When writing colloquially don’t go overboard with misspellings and missing letters to convey how people ‘really’ talk. Using ‘gonna’ and dropping the ‘g’ from ‘ing’ is fine if you’re trying to show that someone has a really strong accent, but invented spellings risk just making the reader impatient and irritated. Much better to try to capture the rhythm of a locale’s speech or use one or two tell-tale local words, than to try to transliterate a dialect accurately.

Remember to use sentence length to reflect how someone is feeling: short, choppy sentences for someone who is agitated; long, lugubrious sentences for contented fat cats.

Go!

And when you have written your story, log in and post your success in The Victory Dance group or simply comment on this post and let the congrats come flying in.

[Prompt] May 27 – Dialogue

Today it’s time to work on our dialogue.

Write a story that focuses on writing realistic dialogue

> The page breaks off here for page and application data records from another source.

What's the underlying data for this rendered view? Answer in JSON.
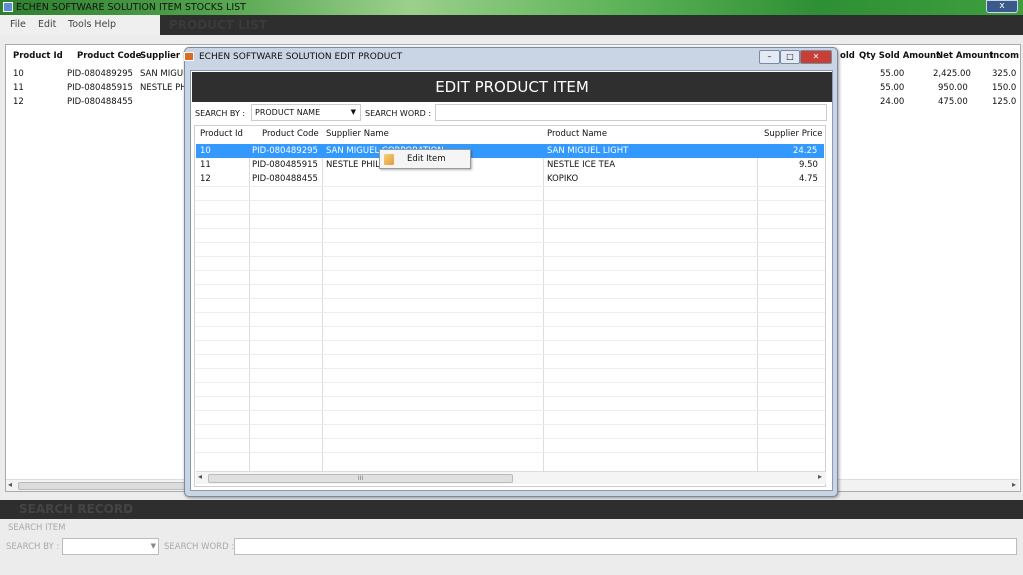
{
  "window": {
    "title": "ECHEN SOFTWARE SOLUTION ITEM STOCKS LIST",
    "close": "x"
  },
  "menu": {
    "file": "File",
    "edit": "Edit",
    "tools": "Tools Help"
  },
  "header": {
    "title": "PRODUCT LIST"
  },
  "background_table": {
    "columns_left": [
      "Product Id",
      "Product Code",
      "Supplier Na"
    ],
    "columns_right": [
      "old",
      "Qty Sold Amount",
      "Net Amount",
      "Incom"
    ],
    "rows": [
      {
        "id": "10",
        "code": "PID-080489295",
        "supplier": "SAN MIGUE",
        "qty_sold": "55.00",
        "net": "2,425.00",
        "income": "325.0"
      },
      {
        "id": "11",
        "code": "PID-080485915",
        "supplier": "NESTLE PHI",
        "qty_sold": "55.00",
        "net": "950.00",
        "income": "150.0"
      },
      {
        "id": "12",
        "code": "PID-080488455",
        "supplier": "",
        "qty_sold": "24.00",
        "net": "475.00",
        "income": "125.0"
      }
    ]
  },
  "search": {
    "header": "SEARCH RECORD",
    "item_label": "SEARCH ITEM",
    "by_label": "SEARCH BY :",
    "word_label": "SEARCH WORD :",
    "by_value": "",
    "word_value": ""
  },
  "dialog": {
    "title": "ECHEN SOFTWARE SOLUTION EDIT PRODUCT",
    "header": "EDIT PRODUCT ITEM",
    "search_by_label": "SEARCH BY :",
    "search_by_value": "PRODUCT NAME",
    "search_word_label": "SEARCH WORD :",
    "search_word_value": "",
    "grid": {
      "columns": [
        "Product Id",
        "Product Code",
        "Supplier Name",
        "Product Name",
        "Supplier Price"
      ],
      "rows": [
        {
          "id": "10",
          "code": "PID-080489295",
          "supplier": "SAN MIGUEL CORPORATION",
          "name": "SAN MIGUEL LIGHT",
          "price": "24.25",
          "selected": true
        },
        {
          "id": "11",
          "code": "PID-080485915",
          "supplier": "NESTLE PHILIP",
          "name": "NESTLE ICE TEA",
          "price": "9.50",
          "selected": false
        },
        {
          "id": "12",
          "code": "PID-080488455",
          "supplier": "",
          "name": "KOPIKO",
          "price": "4.75",
          "selected": false
        }
      ]
    },
    "scroll_thumb": "III",
    "context_menu": {
      "item": "Edit Item"
    }
  }
}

I’m a fan of the podcast Writing Excuses hosted by 3-4 working science fiction/fantasy/speculative fiction/comic authors and occasional guests. Even if you don’t write in these forms, don’t let that put you off. It’s 15 minutes long and almost always inspiring.

The reason I mention this is because of their episode with guest Jon Scalzi who gave an excellent, and kind of hilarious theory of why dialogue often comes out sounding less than realistic. I recommend you listen here, but the embarrassingly-accurate gist is that writers spend a lot of time reading. That means that when it comes time to write dialogue we have a tendency to write it as if we are, well, writing it. We don’t tend to write how people really talk, with all the interjections, interruptions and selfishness of people in everyday conversation.

So lets try to capture some of that in our stories today. Let’s write how people really talk and not how we wish they would.

Go!

[Prompt] May 9 – Chatty Cathy

LET YOUR CHARACTER TALK

Tell a story where everything we learn about the character comes from the things they say.
Does what they say match up with what they mean? Iin what ways do they lie about themselves when the speak? How do people react?)

Tell Us About Your Character Through Their Voice

Go!